> [What to produce]:
Scan the lines below; pull out those with "detail".

# # #

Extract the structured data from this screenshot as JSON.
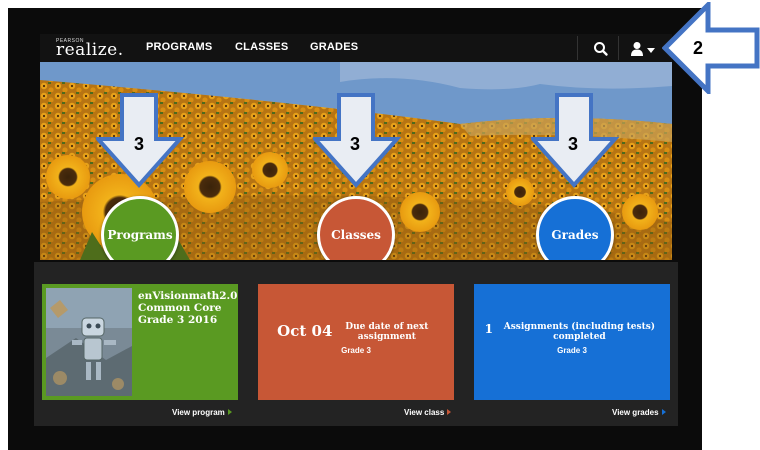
{
  "navbar": {
    "logo_small": "PEARSON",
    "logo_big": "realize.",
    "links": [
      "PROGRAMS",
      "CLASSES",
      "GRADES"
    ],
    "search_icon": "search-icon",
    "user_icon": "user-icon",
    "caret_icon": "caret-down-icon"
  },
  "hero": {
    "programs": "Programs",
    "classes": "Classes",
    "grades": "Grades"
  },
  "annotations": {
    "user_menu": "2",
    "circle_1": "3",
    "circle_2": "3",
    "circle_3": "3"
  },
  "cards": {
    "program": {
      "title": "enVisionmath2.0 Common Core Grade 3 2016",
      "link": "View program"
    },
    "class": {
      "date": "Oct 04",
      "label": "Due date of next assignment",
      "grade": "Grade 3",
      "link": "View class"
    },
    "grades": {
      "count": "1",
      "label": "Assignments (including tests) completed",
      "grade": "Grade 3",
      "link": "View grades"
    }
  },
  "colors": {
    "programs": "#5a9a22",
    "classes": "#c75736",
    "grades": "#1670d6",
    "arrow_fill": "#e9edf3",
    "arrow_stroke": "#4474c4"
  }
}
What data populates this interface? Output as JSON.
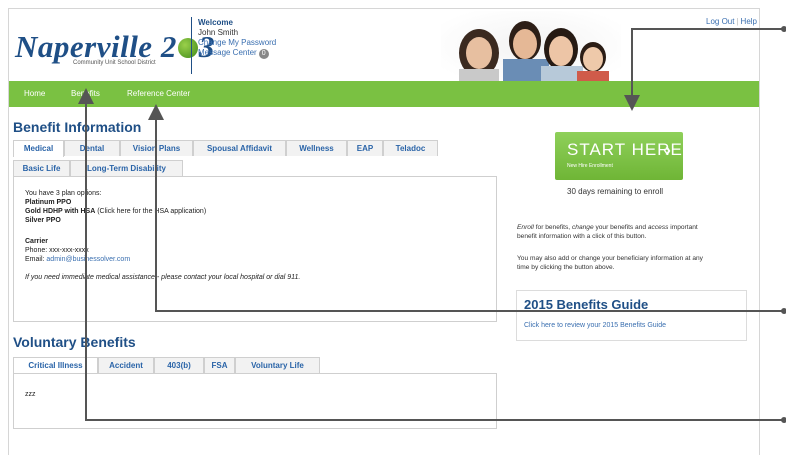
{
  "header": {
    "logo_text_1": "Naperville 2",
    "logo_text_2": "3",
    "logo_subtitle": "Community Unit School District",
    "welcome_title": "Welcome",
    "user_name": "John Smith",
    "change_password": "Change My Password",
    "message_center": "Message Center",
    "message_count": "0",
    "logout": "Log Out",
    "divider": "|",
    "help": "Help"
  },
  "nav": {
    "items": [
      "Home",
      "Benefits",
      "Reference Center"
    ]
  },
  "benefit_info": {
    "title": "Benefit Information",
    "tabs_row1": [
      "Medical",
      "Dental",
      "Vision Plans",
      "Spousal Affidavit",
      "Wellness",
      "EAP",
      "Teladoc"
    ],
    "tabs_row2": [
      "Basic Life",
      "Long-Term Disability"
    ],
    "intro": "You have 3 plan options:",
    "plan1": "Platinum PPO",
    "plan2": "Gold HDHP with HSA",
    "plan2_note": "(Click here for the HSA application)",
    "plan3": "Silver PPO",
    "carrier_label": "Carrier",
    "phone": "Phone: xxx-xxx-xxxx",
    "email_label": "Email: ",
    "email": "admin@businessolver.com",
    "emergency": "If you need immediate medical assistance - please contact your local hospital or dial 911."
  },
  "voluntary": {
    "title": "Voluntary Benefits",
    "tabs": [
      "Critical Illness",
      "Accident",
      "403(b)",
      "FSA",
      "Voluntary Life"
    ],
    "content": "zzz"
  },
  "right": {
    "start_label": "START HERE",
    "start_arrow": "›",
    "start_sub": "New Hire Enrollment",
    "days_remaining": "30 days remaining to enroll",
    "enroll_word": "Enroll",
    "enroll_mid1": " for benefits, ",
    "change_word": "change",
    "enroll_mid2": " your benefits and ",
    "access_word": "access",
    "enroll_end1": " important",
    "enroll_line2": "benefit information with a click of this button.",
    "beneficiary_line1": "You may also add or change your beneficiary information at any",
    "beneficiary_line2": "time by clicking the button above.",
    "guide_title": "2015 Benefits Guide",
    "guide_link": "Click here to review your 2015 Benefits Guide"
  },
  "colors": {
    "brand_blue": "#1f4f86",
    "nav_green": "#7ac142",
    "link_blue": "#3a6fb0",
    "callout_gray": "#555555"
  }
}
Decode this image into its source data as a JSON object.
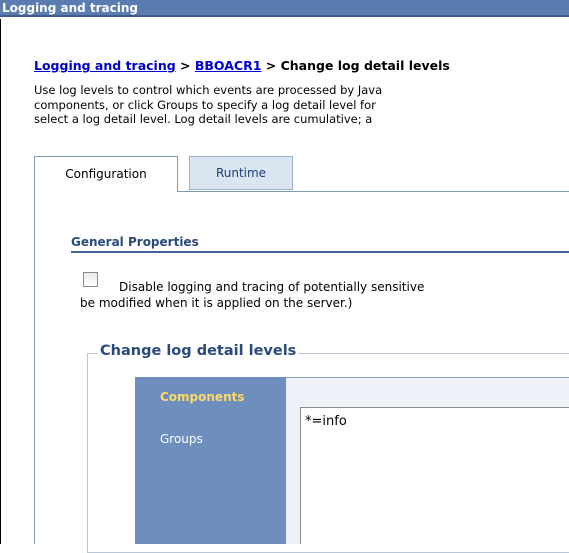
{
  "window": {
    "title": "Logging and tracing"
  },
  "breadcrumb": {
    "link1": "Logging and tracing",
    "sep1": " > ",
    "link2": "BBOACR1",
    "sep2": " > ",
    "current": "Change log detail levels"
  },
  "description": {
    "line1": "Use log levels to control which events are processed by Java",
    "line2": "components, or click Groups to specify a log detail level for",
    "line3": "select a log detail level. Log detail levels are cumulative; a"
  },
  "tabs": [
    {
      "label": "Configuration",
      "selected": true
    },
    {
      "label": "Runtime",
      "selected": false
    }
  ],
  "general_properties": {
    "title": "General Properties",
    "checkbox": {
      "checked": false,
      "label_line1": "Disable logging and tracing of potentially sensitive",
      "label_line2": "be modified when it is applied on the server.)"
    }
  },
  "log_levels": {
    "legend": "Change log detail levels",
    "components_label": "Components",
    "groups_label": "Groups",
    "spec_value": "*=info"
  },
  "colors": {
    "titlebar": "#5a7cb0",
    "sidebar": "#6e8ebe",
    "active_sidebar_text": "#ffd966",
    "link": "#0000cc",
    "section_title": "#2a4a7c"
  }
}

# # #

> [Completed task]:
    "current": "Change log detail levels"
    "line2": "components, or click Groups to specify a log detail level for",
    "line3": "select a log detail level. Log detail levels are cumulative; a"
    "legend": "Change log detail levels",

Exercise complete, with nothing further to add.